Commonly misidentified as an “undertow” or “riptide,” a rip current is a powerful, narrow current in the surf zone of a beach that quickly moves away from shore. They typically flow directly from the shore, through the surf zone, and past the breaking waves. Over 80% of all water rescues on surf beaches are due to rip currents, making them the leading risk for any beachgoer. To avoid getting caught in one, everyone should learn how to identify them. According to the United States Lifesaving Association (USLA), you should look for “a channel of churning, choppy water, an area having a notable difference in water color, (or) a break in the incoming wave pattern.” They also advise people never to swim alone, and if caught in a rip current, to swim out of the current parallel to the shoreline, before swimming toward the shore. USLA has also calculated the chance that a person will drown while attending a beach protected by USLA affiliated lifeguards is 1 in 18 million (0.0000055%), therefore they highly recommend only swimming where lifeguards are present.
A shorebreak is a situation in which waves abruptly break directly on the shore instead of deeper in the ocean, sometimes picking a person up and throwing them down onto the sand. There have also been known occurrences of people diving into a shorebreak, which is not deep enough for such activities. These incidents can often cause serious injuries to the neck or spinal cord, occasionally inducing paralysis or a fatality. To keep yourself safe, experts recommend never turning your back on the waves, never diving directly into the bottom of a wave, and advise putting your arms out in front of you to protect your head and neck, if caught by a wave.
Heat and Sunburn

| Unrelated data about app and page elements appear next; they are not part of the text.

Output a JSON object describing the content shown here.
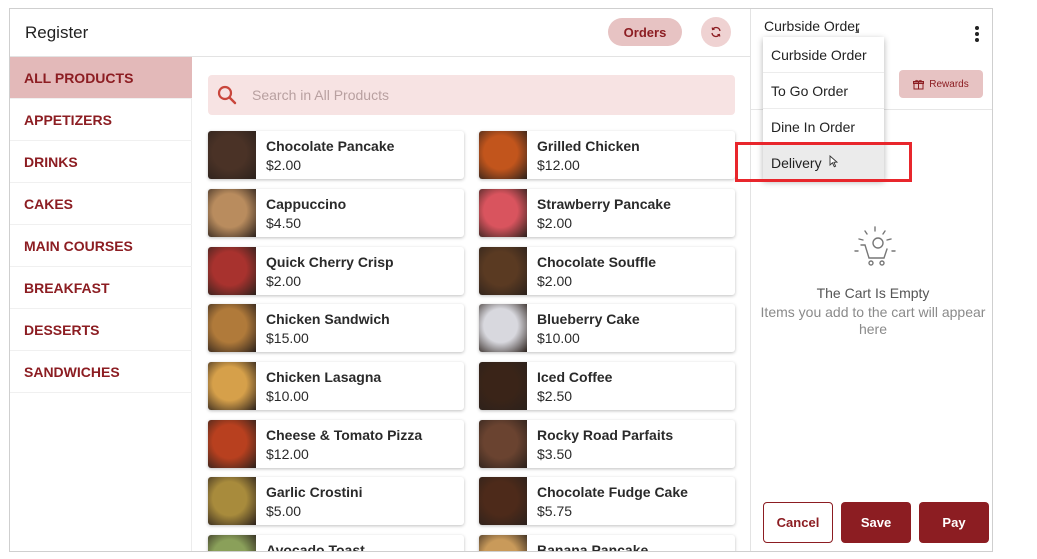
{
  "header": {
    "title": "Register",
    "orders_label": "Orders",
    "refresh_icon": "refresh-icon"
  },
  "sidebar": {
    "items": [
      {
        "label": "ALL PRODUCTS",
        "active": true
      },
      {
        "label": "APPETIZERS"
      },
      {
        "label": "DRINKS"
      },
      {
        "label": "CAKES"
      },
      {
        "label": "MAIN COURSES"
      },
      {
        "label": "BREAKFAST"
      },
      {
        "label": "DESSERTS"
      },
      {
        "label": "SANDWICHES"
      }
    ]
  },
  "search": {
    "placeholder": "Search in All Products",
    "value": ""
  },
  "products": [
    {
      "name": "Chocolate Pancake",
      "price": "$2.00",
      "color": "#4a3226"
    },
    {
      "name": "Grilled Chicken",
      "price": "$12.00",
      "color": "#c2551c"
    },
    {
      "name": "Cappuccino",
      "price": "$4.50",
      "color": "#b98c5e"
    },
    {
      "name": "Strawberry Pancake",
      "price": "$2.00",
      "color": "#d9545e"
    },
    {
      "name": "Quick Cherry Crisp",
      "price": "$2.00",
      "color": "#a8322e"
    },
    {
      "name": "Chocolate Souffle",
      "price": "$2.00",
      "color": "#5a3a22"
    },
    {
      "name": "Chicken Sandwich",
      "price": "$15.00",
      "color": "#b07a3a"
    },
    {
      "name": "Blueberry Cake",
      "price": "$10.00",
      "color": "#d8d8de"
    },
    {
      "name": "Chicken Lasagna",
      "price": "$10.00",
      "color": "#d6a04a"
    },
    {
      "name": "Iced Coffee",
      "price": "$2.50",
      "color": "#3a2418"
    },
    {
      "name": "Cheese & Tomato Pizza",
      "price": "$12.00",
      "color": "#b8401f"
    },
    {
      "name": "Rocky Road Parfaits",
      "price": "$3.50",
      "color": "#6a4330"
    },
    {
      "name": "Garlic Crostini",
      "price": "$5.00",
      "color": "#a88b3c"
    },
    {
      "name": "Chocolate Fudge Cake",
      "price": "$5.75",
      "color": "#4d2a1a"
    },
    {
      "name": "Avocado Toast",
      "price": "",
      "color": "#8aa05a"
    },
    {
      "name": "Banana Pancake",
      "price": "",
      "color": "#c99a5a"
    }
  ],
  "cart": {
    "order_type": "Curbside Order",
    "rewards_label": "Rewards",
    "empty_title": "The Cart Is Empty",
    "empty_message": "Items you add to the cart will appear here",
    "cancel_label": "Cancel",
    "save_label": "Save",
    "pay_label": "Pay"
  },
  "order_type_dropdown": {
    "options": [
      "Curbside Order",
      "To Go Order",
      "Dine In Order",
      "Delivery"
    ],
    "hovered": "Delivery"
  },
  "colors": {
    "brand": "#8c1d22",
    "accent_light": "#e7c3c3",
    "highlight": "#e8262c"
  }
}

Sunburn – red, throbbing skin that feels hot to the touch – usually surfaces within a few hours after too much time spent being exposed to ultraviolet (UV) light. Once the body recognizes the damage done by the UV light, it will begin to saturate the area with blood to help initiate the healing process, causing the characteristically painful, lobster-red skin we associate with a sunburn. Allowing yourself to repeatedly get sunburnt can eventually accelerate the skin’s aging process, causing freckles, premature wrinkles, rough skin, or even skin cancer. In order to avoid these outcomes, doctors suggest staying out of the sun between 10 a.m. and 4 p.m., when the sun’s rays are strongest. They also advise using generous amounts of sunscreen and wearing a hat or clothing to protect your skin when in the sun for a prolonged period of time.